As a responsible international stakeholder, China should help ward off a global slowdown, or even a recession, the World Bank group president has said.
China will continue to be a growth engine in the global economy but it faces the challenges of an international slowdown because of the subprime mortgage crises in both the United States and Europe, Robert B. Zoellick said.
"China and the world economy are related," Zoellick told China Daily. "Coming back to the 'stakeholder' concept, we need to adjust our approach to the new challenges."
In September, the World Bank Beijing office said that the recent international financial market turmoil may affect China's economy, but that the country is well placed to absorb the impact.

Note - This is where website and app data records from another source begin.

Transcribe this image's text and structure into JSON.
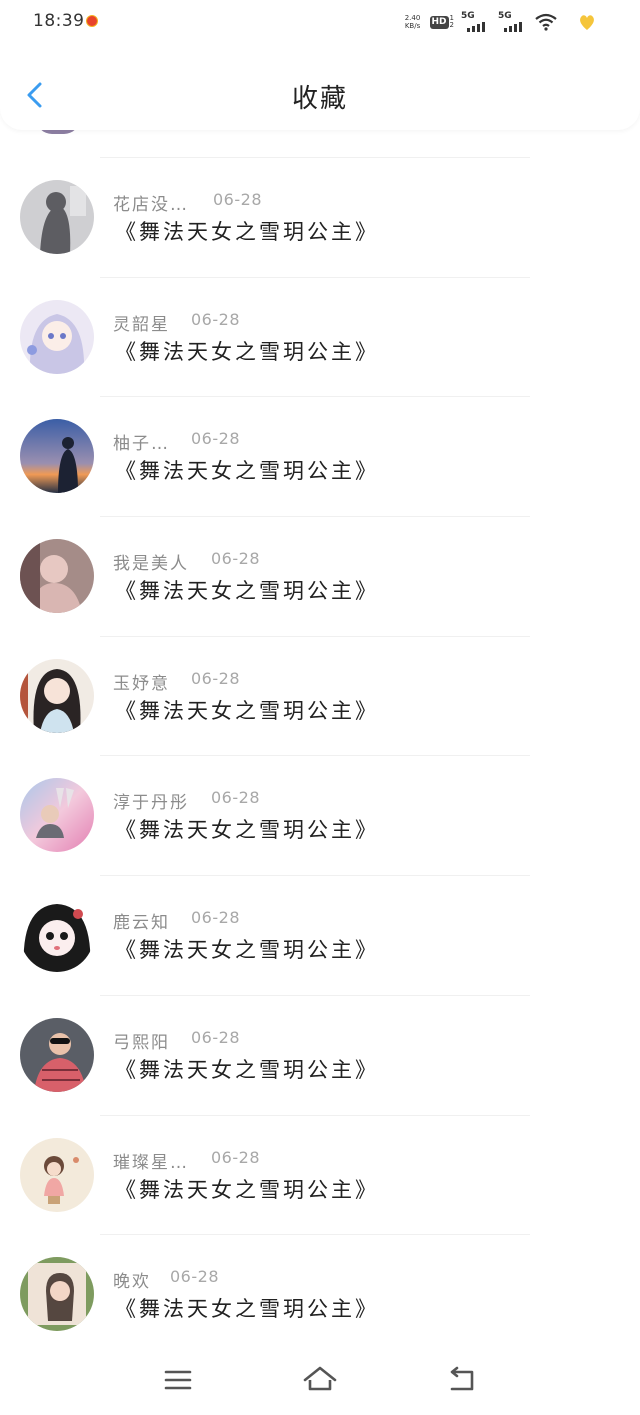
{
  "status": {
    "time": "18:39",
    "net_speed_top": "2.40",
    "net_speed_bottom": "KB/s",
    "hd_label": "HD",
    "hd_sub_top": "1",
    "hd_sub_bottom": "2",
    "sim1_label": "5G",
    "sim2_label": "5G"
  },
  "header": {
    "title": "收藏",
    "back_icon": "chevron-left-icon"
  },
  "items": [
    {
      "name": "花店没…",
      "date": "06-28",
      "message": "《舞法天女之雪玥公主》",
      "avatar_colors": [
        "#c9c9cc",
        "#6e6e72"
      ]
    },
    {
      "name": "灵韶星",
      "date": "06-28",
      "message": "《舞法天女之雪玥公主》",
      "avatar_colors": [
        "#e7e2f2",
        "#8f8cc9"
      ]
    },
    {
      "name": "柚子…",
      "date": "06-28",
      "message": "《舞法天女之雪玥公主》",
      "avatar_colors": [
        "#3f5f9c",
        "#e98a4f"
      ]
    },
    {
      "name": "我是美人",
      "date": "06-28",
      "message": "《舞法天女之雪玥公主》",
      "avatar_colors": [
        "#b89b94",
        "#6b4a4a"
      ]
    },
    {
      "name": "玉妤意",
      "date": "06-28",
      "message": "《舞法天女之雪玥公主》",
      "avatar_colors": [
        "#f3ece6",
        "#2b2b2b"
      ]
    },
    {
      "name": "淳于丹彤",
      "date": "06-28",
      "message": "《舞法天女之雪玥公主》",
      "avatar_colors": [
        "#e9a6c7",
        "#a9c8e8"
      ]
    },
    {
      "name": "鹿云知",
      "date": "06-28",
      "message": "《舞法天女之雪玥公主》",
      "avatar_colors": [
        "#ffffff",
        "#1a1a1a"
      ]
    },
    {
      "name": "弓熙阳",
      "date": "06-28",
      "message": "《舞法天女之雪玥公主》",
      "avatar_colors": [
        "#d95f6b",
        "#3a3a3a"
      ]
    },
    {
      "name": "璀璨星…",
      "date": "06-28",
      "message": "《舞法天女之雪玥公主》",
      "avatar_colors": [
        "#f1e6cf",
        "#d98b6b"
      ]
    },
    {
      "name": "晚欢",
      "date": "06-28",
      "message": "《舞法天女之雪玥公主》",
      "avatar_colors": [
        "#7c9a5a",
        "#efe2d6"
      ]
    }
  ],
  "nav": {
    "menu_icon": "menu-icon",
    "home_icon": "home-icon",
    "back_icon": "back-arrow-icon"
  },
  "colors": {
    "accent": "#3a9cf0",
    "text_primary": "#222222",
    "text_secondary": "#8c8c8c",
    "divider": "#f0f0f0"
  }
}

"The World Bank is in a good position to work with China" to fight against global economic woes," he said.
Zoellick came up with his "stakeholder concept" in September 2005 when he was the US Deputy Secretary of State, saying in a speech: "As a responsible stakeholder, China would be more than just a member; it will work with us to sustain the international system that has enabled its success.
"The logic behind the concept is that China, after 30 years of fast development, has interest in the system and so it has reason to be engaged, and meanwhile, it has responsibility in the international system."
Zoellick said over the weekend that "China's economy is healthy", adding that the demand it creates will partly help sustain the global economy.
The World Bank has said China's domestic economic climate remains buoyant, with high profit and credit growth, investment strong and consumption robust.
It forecast 11.3 percent growth for China this year and slightly below 11 percent the next. It said a strong macroeconomic position provides room to adjust the domestic policy stance, if necessary, to maintain high growth.
Gross domestic product grew by 11.5 percent in the first three quarters of this year from the same period last year.
However, Zoellick predicted that the US economy would certainly slow down and a recession may emerge.
He spent Friday and Saturday in Guangdong and Sichuan provinces and Chongqing Municipality to identify the country's development challenges before meeting Premier Wen Jiabao in Beijing yesterday. He is scheduled to meet State leaders and Cabinet ministers this week.
(China Daily December 18, 2007)